A. J. BROOMHALL, the missionary, doctor and historian, will be best remembered as a writer for his seven-volume account of Christianity in China since the mid-19th century.
Jim Broomhall began his magnum opus in 1976, the year of his retirement from missionary work. Previous historians in the area, including KS Latourette, had worked from secondary sources, and Broomhall felt their research reflected wrong emphases. He therefore drew on letters and articles written by his uncle James Hudson Taylor, founder of the China Inland Missions, whom Latourette considered to be 'one of the four or five most influential foreigners who came to China in the 19th century'. These papers are now in the archives of the School of Oriental and African Studies in London. The seventh and final volume of Broomhall's Hudson Taylor and China's Open Century appeared in 1990.
Broomhall was born in China in 1911 and began his education at Chefoo School. It was during a swimming lesson there, when a member of his class shouted 'Go to hell', that at the age of nine he decided to follow Christ, and to become a medical missionary.
He left China soon afterwards for Britain, where he attended Monkton Combe School, Bath. His medical training followed at the London Hospital. He joined the China Inland Mission, an evangelical organisation (now OMF International) in 1938 and sailed for China in October that year. The Japanese occupation had already begun, and travel in China became difficult. Broomhall and his fellow missionaries sailed to Hong Kong, where they purchased station wagons which they drove through French-ruled Vietnam and over the border to Chungking and then sold them again. Once they had arrived in this part of 'Free China' they could continue their journey with less hindrance. Broomhall married Janet Churchill - whom he met first as a child in England - in 1942, and as travel became easier they went to work among the Nosu people, in western China. Within six months they were forced to flee to India. In that brief period they had already lost their hearts to the Nosu people.
The Broomhalls returned to Nosuland in 1946. Jim left Janet and their two young daughters in Loshan, south-west China, while he travelled through country where no missionaries had been before, amongst a warlike tribal people whose menfolk always carried guns, and whose houses had no windows - only rifle slits. He and his family spent four years back among the Nosu and established a clinic before the Communists took control in 1951. After several months of house arrest, they were expelled.
A remarkable public tribute was paid in 1992 to Broomhall by a Chinese writer in his book Christianity in Sichuan. Such a sympathetic view of English missionaries in a mainland Chinese publication is most unusual. He said:
Dr Broomhall left Lanzhou and travelled a thousand miles to Zhaozhue in Lianshan in 1947. Riding his mule, he went along the river banks treating patients. A Nosu youth had a festering arm, damaged in a dynamite explosion. Dr Broomhall gave him an artificial arm. He rode by mule up into the mountains to heal the sick in remote villages, and never took any money. Dr Broomhall took a leper into his clinic. The people were astonished because they believed leprosy was infectious and incurable. He lived with him in the same room and cooked food for his patient; the leper made a considerable recovery.
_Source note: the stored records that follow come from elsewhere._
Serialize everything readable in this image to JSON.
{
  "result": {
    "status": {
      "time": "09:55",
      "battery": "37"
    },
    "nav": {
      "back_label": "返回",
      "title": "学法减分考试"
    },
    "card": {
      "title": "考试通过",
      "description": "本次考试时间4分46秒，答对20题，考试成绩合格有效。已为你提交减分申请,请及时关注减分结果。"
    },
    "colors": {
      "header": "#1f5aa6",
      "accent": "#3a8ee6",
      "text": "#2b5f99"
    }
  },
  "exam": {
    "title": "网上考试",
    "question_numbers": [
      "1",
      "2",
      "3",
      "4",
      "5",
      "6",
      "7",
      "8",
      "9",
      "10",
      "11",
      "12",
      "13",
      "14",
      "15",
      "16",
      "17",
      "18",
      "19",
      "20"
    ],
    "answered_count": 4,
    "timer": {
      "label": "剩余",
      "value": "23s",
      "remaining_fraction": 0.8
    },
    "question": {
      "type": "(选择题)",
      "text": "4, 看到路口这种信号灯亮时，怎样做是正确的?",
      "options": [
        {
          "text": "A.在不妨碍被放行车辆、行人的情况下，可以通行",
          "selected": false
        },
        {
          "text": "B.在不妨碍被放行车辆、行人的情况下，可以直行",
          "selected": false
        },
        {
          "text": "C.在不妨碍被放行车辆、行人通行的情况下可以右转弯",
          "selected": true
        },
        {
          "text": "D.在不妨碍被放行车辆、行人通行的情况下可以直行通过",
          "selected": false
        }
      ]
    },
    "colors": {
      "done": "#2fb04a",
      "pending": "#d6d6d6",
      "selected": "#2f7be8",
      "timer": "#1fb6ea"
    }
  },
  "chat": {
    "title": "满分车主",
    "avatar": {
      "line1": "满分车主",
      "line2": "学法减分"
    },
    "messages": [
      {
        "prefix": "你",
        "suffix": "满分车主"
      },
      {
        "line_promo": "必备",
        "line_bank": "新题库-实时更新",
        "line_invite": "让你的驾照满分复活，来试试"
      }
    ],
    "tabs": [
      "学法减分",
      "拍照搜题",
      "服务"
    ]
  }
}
By the time of the missionaries' 'reluctant exodus' from China, they had set up seven hospitals there, and many dispensaries and leprosaria. Several doctors and nurses had skills they could use elsewhere, so Broomhall went first to Thailand to explore possibilities. Three hospitals were eventually set up in that country.
With some background of tribal work, the family (now with four daughters) moved on to the Philippines. Having mastered Mandarin they now learned Tagalog, and worked for the next 11 years among the Mangyan people of Mindoro. When they arrived in 1953 there were no Christian believers. By 1993 the church numbered 800.
Broomhall was a prolific writer, and saw how the printed page could influence widely. His book Strong Man's Prey (1953) drew on the Nosu story with the aim of exhorting able young men and women in the West to grasp the opportunity of cross-cultural mission. Fields for Reaping (1953), an overview of tribal work in the Philippines, followed. He wrote Time for Action (1965) a year after he returned to England to take up a leadership role in the OMF's national headquarters in Newington Green, in north London.
His love for the Nosu never left him. In 1988 he paid a return visit to Nosuland, which he described as 'going home'. He was overjoyed at meeting those who had converted to Christianity as teenagers, and whose children were now bringing up the third generation in the faith.Reuse content